Could every line of the data be printed exactly as it reads?

### Supplied information
=== Begin Enclosure ===

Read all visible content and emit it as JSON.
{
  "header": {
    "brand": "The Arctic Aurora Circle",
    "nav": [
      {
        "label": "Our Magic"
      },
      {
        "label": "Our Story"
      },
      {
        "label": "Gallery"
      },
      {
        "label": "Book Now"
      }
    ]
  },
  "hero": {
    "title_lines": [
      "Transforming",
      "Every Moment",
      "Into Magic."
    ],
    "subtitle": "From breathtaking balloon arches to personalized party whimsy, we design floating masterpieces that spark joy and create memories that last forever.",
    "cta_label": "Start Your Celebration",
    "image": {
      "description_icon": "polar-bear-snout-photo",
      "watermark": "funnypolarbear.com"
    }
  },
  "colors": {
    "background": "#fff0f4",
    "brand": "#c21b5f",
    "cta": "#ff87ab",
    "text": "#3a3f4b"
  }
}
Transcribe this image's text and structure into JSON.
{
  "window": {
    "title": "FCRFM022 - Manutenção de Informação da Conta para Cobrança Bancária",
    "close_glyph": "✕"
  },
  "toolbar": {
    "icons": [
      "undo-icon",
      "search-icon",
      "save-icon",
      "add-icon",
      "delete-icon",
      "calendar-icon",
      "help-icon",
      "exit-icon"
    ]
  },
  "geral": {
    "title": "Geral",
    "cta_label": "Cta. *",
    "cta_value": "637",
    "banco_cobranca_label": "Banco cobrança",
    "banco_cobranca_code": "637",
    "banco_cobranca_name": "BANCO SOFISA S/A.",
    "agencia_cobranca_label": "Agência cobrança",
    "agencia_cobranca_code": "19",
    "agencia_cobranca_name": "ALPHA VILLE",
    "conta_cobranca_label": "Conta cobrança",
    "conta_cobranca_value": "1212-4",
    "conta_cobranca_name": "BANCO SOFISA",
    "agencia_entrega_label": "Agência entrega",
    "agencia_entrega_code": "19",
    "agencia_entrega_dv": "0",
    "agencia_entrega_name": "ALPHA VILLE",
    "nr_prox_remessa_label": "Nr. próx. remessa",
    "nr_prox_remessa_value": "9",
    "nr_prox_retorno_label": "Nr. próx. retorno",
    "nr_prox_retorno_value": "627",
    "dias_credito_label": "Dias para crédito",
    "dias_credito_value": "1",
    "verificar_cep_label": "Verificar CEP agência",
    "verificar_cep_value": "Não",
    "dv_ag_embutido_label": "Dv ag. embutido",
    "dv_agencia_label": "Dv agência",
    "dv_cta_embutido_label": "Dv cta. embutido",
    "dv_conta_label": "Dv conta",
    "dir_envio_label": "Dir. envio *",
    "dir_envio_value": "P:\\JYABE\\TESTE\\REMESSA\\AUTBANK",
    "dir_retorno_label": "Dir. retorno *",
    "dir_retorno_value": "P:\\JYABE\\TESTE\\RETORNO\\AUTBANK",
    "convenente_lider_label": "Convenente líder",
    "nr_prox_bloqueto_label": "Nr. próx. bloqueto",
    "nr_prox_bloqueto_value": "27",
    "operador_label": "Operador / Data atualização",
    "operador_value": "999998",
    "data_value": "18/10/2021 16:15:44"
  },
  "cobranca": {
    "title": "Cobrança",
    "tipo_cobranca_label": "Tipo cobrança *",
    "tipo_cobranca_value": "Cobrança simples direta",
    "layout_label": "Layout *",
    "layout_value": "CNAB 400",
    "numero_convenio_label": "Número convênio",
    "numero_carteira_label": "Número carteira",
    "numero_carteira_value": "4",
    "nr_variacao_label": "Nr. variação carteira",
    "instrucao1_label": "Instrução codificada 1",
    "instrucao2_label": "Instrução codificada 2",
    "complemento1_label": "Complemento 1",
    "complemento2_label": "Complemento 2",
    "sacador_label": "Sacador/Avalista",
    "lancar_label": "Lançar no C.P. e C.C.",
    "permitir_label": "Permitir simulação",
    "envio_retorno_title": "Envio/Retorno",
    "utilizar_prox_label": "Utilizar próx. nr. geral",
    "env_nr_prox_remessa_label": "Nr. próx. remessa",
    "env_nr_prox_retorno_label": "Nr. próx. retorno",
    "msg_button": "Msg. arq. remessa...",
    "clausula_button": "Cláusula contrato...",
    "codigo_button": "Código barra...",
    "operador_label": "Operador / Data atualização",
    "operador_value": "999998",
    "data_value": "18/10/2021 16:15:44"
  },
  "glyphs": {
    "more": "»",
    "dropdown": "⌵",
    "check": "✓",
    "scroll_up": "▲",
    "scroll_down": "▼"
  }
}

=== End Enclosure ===

### Final answer
Read all visible content and emit it as JSON.
{
  "header": {
    "brand": "The Arctic Aurora Circle",
    "nav": [
      {
        "label": "Our Magic"
      },
      {
        "label": "Our Story"
      },
      {
        "label": "Gallery"
      },
      {
        "label": "Book Now"
      }
    ]
  },
  "hero": {
    "title_lines": [
      "Transforming",
      "Every Moment",
      "Into Magic."
    ],
    "subtitle": "From breathtaking balloon arches to personalized party whimsy, we design floating masterpieces that spark joy and create memories that last forever.",
    "cta_label": "Start Your Celebration",
    "image": {
      "description_icon": "polar-bear-snout-photo",
      "watermark": "funnypolarbear.com"
    }
  },
  "colors": {
    "background": "#fff0f4",
    "brand": "#c21b5f",
    "cta": "#ff87ab",
    "text": "#3a3f4b"
  }
}
Transcribe this image's text and structure into JSON.
{
  "window": {
    "title": "FCRFM022 - Manutenção de Informação da Conta para Cobrança Bancária",
    "close_glyph": "✕"
  },
  "toolbar": {
    "icons": [
      "undo-icon",
      "search-icon",
      "save-icon",
      "add-icon",
      "delete-icon",
      "calendar-icon",
      "help-icon",
      "exit-icon"
    ]
  },
  "geral": {
    "title": "Geral",
    "cta_label": "Cta. *",
    "cta_value": "637",
    "banco_cobranca_label": "Banco cobrança",
    "banco_cobranca_code": "637",
    "banco_cobranca_name": "BANCO SOFISA S/A.",
    "agencia_cobranca_label": "Agência cobrança",
    "agencia_cobranca_code": "19",
    "agencia_cobranca_name": "ALPHA VILLE",
    "conta_cobranca_label": "Conta cobrança",
    "conta_cobranca_value": "1212-4",
    "conta_cobranca_name": "BANCO SOFISA",
    "agencia_entrega_label": "Agência entrega",
    "agencia_entrega_code": "19",
    "agencia_entrega_dv": "0",
    "agencia_entrega_name": "ALPHA VILLE",
    "nr_prox_remessa_label": "Nr. próx. remessa",
    "nr_prox_remessa_value": "9",
    "nr_prox_retorno_label": "Nr. próx. retorno",
    "nr_prox_retorno_value": "627",
    "dias_credito_label": "Dias para crédito",
    "dias_credito_value": "1",
    "verificar_cep_label": "Verificar CEP agência",
    "verificar_cep_value": "Não",
    "dv_ag_embutido_label": "Dv ag. embutido",
    "dv_agencia_label": "Dv agência",
    "dv_cta_embutido_label": "Dv cta. embutido",
    "dv_conta_label": "Dv conta",
    "dir_envio_label": "Dir. envio *",
    "dir_envio_value": "P:\\JYABE\\TESTE\\REMESSA\\AUTBANK",
    "dir_retorno_label": "Dir. retorno *",
    "dir_retorno_value": "P:\\JYABE\\TESTE\\RETORNO\\AUTBANK",
    "convenente_lider_label": "Convenente líder",
    "nr_prox_bloqueto_label": "Nr. próx. bloqueto",
    "nr_prox_bloqueto_value": "27",
    "operador_label": "Operador / Data atualização",
    "operador_value": "999998",
    "data_value": "18/10/2021 16:15:44"
  },
  "cobranca": {
    "title": "Cobrança",
    "tipo_cobranca_label": "Tipo cobrança *",
    "tipo_cobranca_value": "Cobrança simples direta",
    "layout_label": "Layout *",
    "layout_value": "CNAB 400",
    "numero_convenio_label": "Número convênio",
    "numero_carteira_label": "Número carteira",
    "numero_carteira_value": "4",
    "nr_variacao_label": "Nr. variação carteira",
    "instrucao1_label": "Instrução codificada 1",
    "instrucao2_label": "Instrução codificada 2",
    "complemento1_label": "Complemento 1",
    "complemento2_label": "Complemento 2",
    "sacador_label": "Sacador/Avalista",
    "lancar_label": "Lançar no C.P. e C.C.",
    "permitir_label": "Permitir simulação",
    "envio_retorno_title": "Envio/Retorno",
    "utilizar_prox_label": "Utilizar próx. nr. geral",
    "env_nr_prox_remessa_label": "Nr. próx. remessa",
    "env_nr_prox_retorno_label": "Nr. próx. retorno",
    "msg_button": "Msg. arq. remessa...",
    "clausula_button": "Cláusula contrato...",
    "codigo_button": "Código barra...",
    "operador_label": "Operador / Data atualização",
    "operador_value": "999998",
    "data_value": "18/10/2021 16:15:44"
  },
  "glyphs": {
    "more": "»",
    "dropdown": "⌵",
    "check": "✓",
    "scroll_up": "▲",
    "scroll_down": "▼"
  }
}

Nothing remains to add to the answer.